*. Looking to movies it might be thought of as having influenced, I find the link to horror films most suggestive: from Carnival of Souls with its haunting organ music and protagonist who doesn’t know she’s dead, through Daughters of Darkness (Delphine Seyrig returning to a classy hotel, an “edifice of a bygone era,” as a decadent vampire), to Kubrick’s The Shining. Pauline Kael, who was not a fan, thought the characters (“or rather figures”) to be “a tony variant of the undead of vampire movies” (and “M”‘s likeness to a vampire was noted by many other critics as well). But in going down this road I know I’m just pursuing my own subjective reading, being someone who spends a lot of time watching horror films. I’m sure anyone could find similar connections to other genres, like romance.
*. So if everything is so indeterminate, what can we say about Last Year at Marienbad? I guess the thing that stands out the most is the look. By this I mean the excessively stilted, formal arrangement of the pieces and the players. The sense of refined stasis that reinforces the notion of a closed world from which there is no escape or release. Even emotion seems out of place. When “M” shoots “A,” does he do it in a fit of passion? It doesn’t look that way to me. Even the “rape” scene (if that was what it is) seems almost ridiculously out of place.
*. As Mark Polizzotti says in this Criterion essay, “though Marienbad is generally considered a love story, it is perhaps the most rigidly codified seduction ever filmed, with nary a hair out of place. X pursues A with B-movie persistence, but his ardor seems more focused on winning her over than on satisfying his passion: one can barely imagine them kissing, let alone making love.” So how can we imagine a rape and a murder?
*. Nor do I have the sense of passion being repressed or sublimated in some way. Instead, emotion seems to have drained from Marienbad, or wherever they are, along with all the colour. “X”‘s pursuit of “A” is just a routine, like playing all those games against “M” that he doesn’t seem to mind losing. But then he appears to be the only one who knows that he’s been through all this before.

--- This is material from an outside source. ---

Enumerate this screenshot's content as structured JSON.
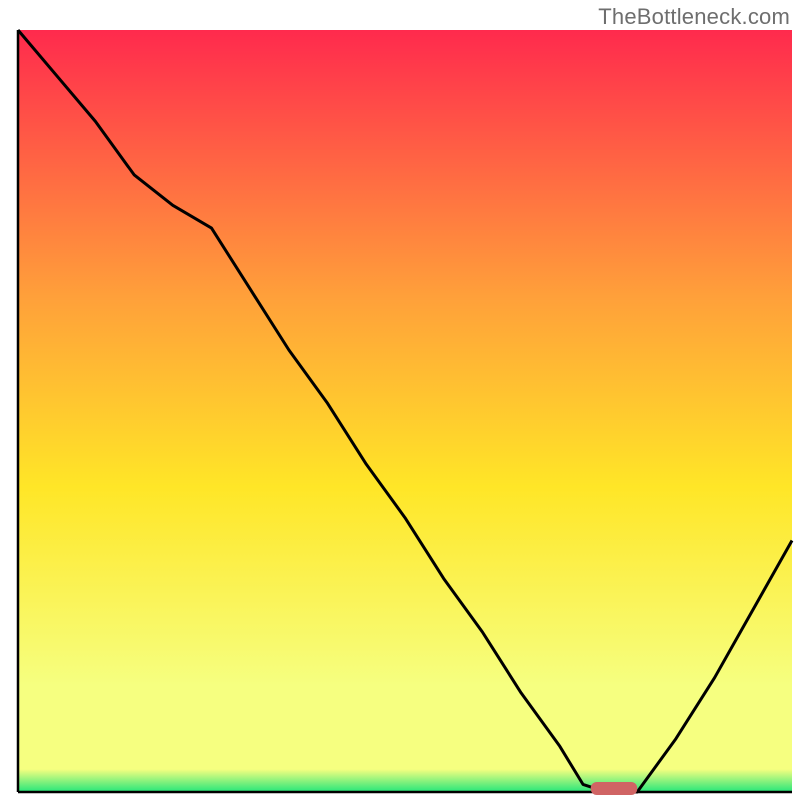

*. My own take on it, for what it may be worth, is less that the characters are caught in an endless loop (as in The Invention of Morel) as they inhabit slightly different threads of time in alternate universes. At times these threads seem very close indeed, as when we get the series of shots of “A” in her death pose, which are all slightly different. But in other threads she hasn’t been murdered at all. Then, at other points, the threads seem to cross. Perhaps the “A” who “X” is talking to at some particular moment doesn’t remember seeing him at Marienbad last year because she really wasn’t there. Then, later, he meets up with an “A” who has.
*. At one point, following this reading, we actually get to see a number of threads simultaneously, a rare moment of temporal conjunction. This is in the shot of the three images of “A” as though being reflected in a pair of mirrors. Except these are not reflections, as “A” makes different movements in each. It’s like three different Marienbads cross over at once, at which point they will begin to diverge again.
*. It’s a magic moment, but among the few I can point to. I won’t deny that I don’t love this movie. It’s the kind of film that has to be watched over and over, but one does so at least partially out of a sense of duty. It lures us with a meaning that I don’t think it has, but I’ll still grant it’s a work of art that teases us out of thought. I don’t think it’s an empty experience, but I do find it to be a modest one and probably not worth that much thinking about.